This week we've got an article by Dr Suzanne Doyle-Morris, the founder of InclusIQ, a leadership institute based in Edinburgh. Suzanne champions gender equality in the workplace has authored several books including Beyond the Boys’ Club: Strategies for Achieving Career Success as a Woman Working in a Male Dominated Field and Female Breadwinners: How They Make Relationships Work and Why They are the Future of the Modern Workplace.
When we moved in to our office at CodeBase, a tech hub in Edinburgh we at the InclusIQ Institute noticed a paucity of women in the halls. According to a recent article ‘Technology’s Man Problem’ in the New York Times there’s been a drop of 35% since 1985 in the number of women graduates in computer science. Women hold only one quarter of all tech jobs in the UK – a worrying statistic in an industry poised for explosive growth. We at the InclusIQ Institute are curious: How can the tech culture change to be more female-friendly?
Some advocate ‘women only’ coding camps and training courses as the way forward. All-female courses such as those offered at CodeFirst:Girls, Girl Develop It, Girls who code and Black girls code host coding workshops aimed at turning women into “awesome programmers”. It’s a case of separate but equal. It’s worked for many single sex schools, but are single sex programmes the answer when these women will be in a minority once they enter the work world?

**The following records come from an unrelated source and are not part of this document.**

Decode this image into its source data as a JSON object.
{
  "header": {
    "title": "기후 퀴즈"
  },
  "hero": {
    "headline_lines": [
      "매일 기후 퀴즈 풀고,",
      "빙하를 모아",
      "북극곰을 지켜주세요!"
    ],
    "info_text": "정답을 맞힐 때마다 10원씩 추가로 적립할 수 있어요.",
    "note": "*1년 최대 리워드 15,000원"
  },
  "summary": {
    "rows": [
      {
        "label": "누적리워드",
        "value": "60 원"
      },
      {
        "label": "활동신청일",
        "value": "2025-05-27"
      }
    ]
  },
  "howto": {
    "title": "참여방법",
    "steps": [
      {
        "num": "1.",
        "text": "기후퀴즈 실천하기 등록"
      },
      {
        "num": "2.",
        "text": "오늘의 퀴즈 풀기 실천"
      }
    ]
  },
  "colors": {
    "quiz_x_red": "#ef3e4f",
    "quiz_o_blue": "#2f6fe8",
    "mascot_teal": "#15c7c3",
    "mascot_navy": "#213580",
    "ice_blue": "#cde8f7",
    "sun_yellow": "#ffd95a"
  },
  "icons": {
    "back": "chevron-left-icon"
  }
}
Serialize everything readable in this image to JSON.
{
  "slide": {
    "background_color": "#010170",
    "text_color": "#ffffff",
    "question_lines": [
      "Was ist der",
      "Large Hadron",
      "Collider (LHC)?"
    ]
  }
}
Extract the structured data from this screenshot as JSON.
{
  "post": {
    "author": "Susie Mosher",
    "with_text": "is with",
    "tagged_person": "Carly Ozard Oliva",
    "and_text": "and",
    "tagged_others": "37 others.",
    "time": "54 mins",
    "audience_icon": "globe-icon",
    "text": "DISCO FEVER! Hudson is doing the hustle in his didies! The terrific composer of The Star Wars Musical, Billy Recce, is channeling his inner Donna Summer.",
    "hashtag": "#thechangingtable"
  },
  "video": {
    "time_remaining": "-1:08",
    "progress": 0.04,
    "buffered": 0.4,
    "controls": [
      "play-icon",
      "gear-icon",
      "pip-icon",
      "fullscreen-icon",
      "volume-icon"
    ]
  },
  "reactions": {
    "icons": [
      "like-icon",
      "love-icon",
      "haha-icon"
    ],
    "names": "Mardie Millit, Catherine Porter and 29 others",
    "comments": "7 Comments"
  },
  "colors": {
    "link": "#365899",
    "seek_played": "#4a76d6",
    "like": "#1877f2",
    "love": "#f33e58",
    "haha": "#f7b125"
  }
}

Others think focusing on the positive side to the industry will attract more women. Numerous independent media platforms allow women to share their code programming and experiences in technology, examples being ‘Passion Projects’, and ’Model View Culture’. Sara Chipps, chief technology developer at Flatiron School, a coding faculty, said: “I’ve been doing this 10 years, and myself and everyone I’ve spoken to who’s a female developer has had an amazing experience in the developer community.” Given the prevalence of office ‘bro’mances’ in many tech start-ups, focusing on positive seems a stretch when there is so much misogyny.
The truth is the current talent pool in the UK can’t match the growing requirements for programmers. It’s estimated the demand for computing jobs will rise to 1.2 million by 2022 and there are insufficient graduates to match these vacancies. As a start up tech company ourselves, this is a dispiriting finding. We, like our peers, need male and female programmers to create innovative workplaces of the future. That’s why we’re delighted to be helping organise a raft of great speakers for the Edinburgh line-up for CodeFirst: Girls, starting on October 20. If you are north of the border, we can’t wait to see you here.
Suzanne Doyle-Morris, Ph.D
Code First: Girls